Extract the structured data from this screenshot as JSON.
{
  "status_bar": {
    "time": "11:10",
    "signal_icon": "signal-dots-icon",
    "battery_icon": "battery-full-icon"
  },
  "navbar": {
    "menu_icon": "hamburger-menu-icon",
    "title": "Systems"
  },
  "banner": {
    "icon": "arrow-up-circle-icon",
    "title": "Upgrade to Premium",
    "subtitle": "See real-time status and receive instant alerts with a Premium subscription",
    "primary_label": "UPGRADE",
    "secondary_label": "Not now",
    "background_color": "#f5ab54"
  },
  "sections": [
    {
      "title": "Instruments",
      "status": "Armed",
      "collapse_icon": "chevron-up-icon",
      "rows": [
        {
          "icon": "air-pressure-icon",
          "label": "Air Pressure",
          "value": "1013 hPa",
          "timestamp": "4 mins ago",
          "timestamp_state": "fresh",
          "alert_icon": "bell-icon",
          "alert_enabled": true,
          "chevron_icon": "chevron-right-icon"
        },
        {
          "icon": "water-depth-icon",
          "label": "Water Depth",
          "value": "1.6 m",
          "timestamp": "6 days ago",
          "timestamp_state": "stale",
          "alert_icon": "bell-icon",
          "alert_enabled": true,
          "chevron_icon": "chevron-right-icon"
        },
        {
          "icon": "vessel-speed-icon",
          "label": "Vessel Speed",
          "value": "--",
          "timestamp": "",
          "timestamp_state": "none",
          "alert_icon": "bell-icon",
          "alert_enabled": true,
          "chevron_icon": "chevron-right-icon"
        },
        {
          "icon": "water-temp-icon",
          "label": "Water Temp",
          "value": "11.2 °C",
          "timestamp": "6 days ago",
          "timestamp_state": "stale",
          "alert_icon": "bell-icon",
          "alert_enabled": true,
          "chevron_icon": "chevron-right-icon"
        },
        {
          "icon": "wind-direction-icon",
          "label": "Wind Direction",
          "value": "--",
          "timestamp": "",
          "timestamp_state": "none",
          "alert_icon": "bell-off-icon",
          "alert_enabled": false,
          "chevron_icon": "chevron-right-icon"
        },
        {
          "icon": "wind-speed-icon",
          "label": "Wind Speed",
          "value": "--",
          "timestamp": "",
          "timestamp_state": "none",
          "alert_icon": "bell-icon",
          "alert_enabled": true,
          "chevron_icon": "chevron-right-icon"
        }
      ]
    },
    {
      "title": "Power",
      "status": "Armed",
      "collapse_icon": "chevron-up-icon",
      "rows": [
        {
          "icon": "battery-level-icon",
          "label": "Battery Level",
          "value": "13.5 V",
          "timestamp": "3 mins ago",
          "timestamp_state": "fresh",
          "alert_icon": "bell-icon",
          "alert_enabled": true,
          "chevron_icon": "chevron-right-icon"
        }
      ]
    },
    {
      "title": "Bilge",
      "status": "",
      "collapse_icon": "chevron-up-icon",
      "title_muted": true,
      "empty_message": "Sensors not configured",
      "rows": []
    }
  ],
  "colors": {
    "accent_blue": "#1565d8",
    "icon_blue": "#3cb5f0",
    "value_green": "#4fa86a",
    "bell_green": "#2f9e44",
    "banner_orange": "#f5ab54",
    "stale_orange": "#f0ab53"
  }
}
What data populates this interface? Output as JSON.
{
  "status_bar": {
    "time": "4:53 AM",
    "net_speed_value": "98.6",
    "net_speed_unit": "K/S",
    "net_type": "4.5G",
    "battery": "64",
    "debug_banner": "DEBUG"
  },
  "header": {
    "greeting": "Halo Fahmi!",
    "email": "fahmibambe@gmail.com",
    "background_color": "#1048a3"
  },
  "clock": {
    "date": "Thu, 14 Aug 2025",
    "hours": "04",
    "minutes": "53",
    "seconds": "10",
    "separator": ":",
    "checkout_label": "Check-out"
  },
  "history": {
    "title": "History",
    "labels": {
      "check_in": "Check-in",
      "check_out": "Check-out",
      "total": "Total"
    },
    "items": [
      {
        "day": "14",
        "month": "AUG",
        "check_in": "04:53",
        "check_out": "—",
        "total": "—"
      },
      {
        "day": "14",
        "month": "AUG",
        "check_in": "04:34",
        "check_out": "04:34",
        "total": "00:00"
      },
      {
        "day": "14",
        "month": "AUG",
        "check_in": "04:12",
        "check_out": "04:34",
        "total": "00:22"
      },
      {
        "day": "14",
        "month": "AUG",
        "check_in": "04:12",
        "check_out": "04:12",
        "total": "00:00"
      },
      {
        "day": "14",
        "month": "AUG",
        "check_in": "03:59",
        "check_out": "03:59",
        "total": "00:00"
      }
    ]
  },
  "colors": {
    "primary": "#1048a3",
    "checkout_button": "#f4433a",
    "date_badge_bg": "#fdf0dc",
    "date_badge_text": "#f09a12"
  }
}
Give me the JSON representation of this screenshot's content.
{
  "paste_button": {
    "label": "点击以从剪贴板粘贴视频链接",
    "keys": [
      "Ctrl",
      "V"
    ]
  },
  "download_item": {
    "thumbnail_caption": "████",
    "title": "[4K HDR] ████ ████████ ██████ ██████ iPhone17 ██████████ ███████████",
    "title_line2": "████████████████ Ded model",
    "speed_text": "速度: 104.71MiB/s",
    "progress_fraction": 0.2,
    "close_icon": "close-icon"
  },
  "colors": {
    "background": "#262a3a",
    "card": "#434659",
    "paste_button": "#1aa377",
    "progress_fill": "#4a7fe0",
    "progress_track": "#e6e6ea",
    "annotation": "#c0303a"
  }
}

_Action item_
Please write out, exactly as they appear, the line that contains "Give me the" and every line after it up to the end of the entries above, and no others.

_Answer to this task_
Give me the JSON representation of this screenshot's content.
{
  "paste_button": {
    "label": "点击以从剪贴板粘贴视频链接",
    "keys": [
      "Ctrl",
      "V"
    ]
  },
  "download_item": {
    "thumbnail_caption": "████",
    "title": "[4K HDR] ████ ████████ ██████ ██████ iPhone17 ██████████ ███████████",
    "title_line2": "████████████████ Ded model",
    "speed_text": "速度: 104.71MiB/s",
    "progress_fraction": 0.2,
    "close_icon": "close-icon"
  },
  "colors": {
    "background": "#262a3a",
    "card": "#434659",
    "paste_button": "#1aa377",
    "progress_fill": "#4a7fe0",
    "progress_track": "#e6e6ea",
    "annotation": "#c0303a"
  }
}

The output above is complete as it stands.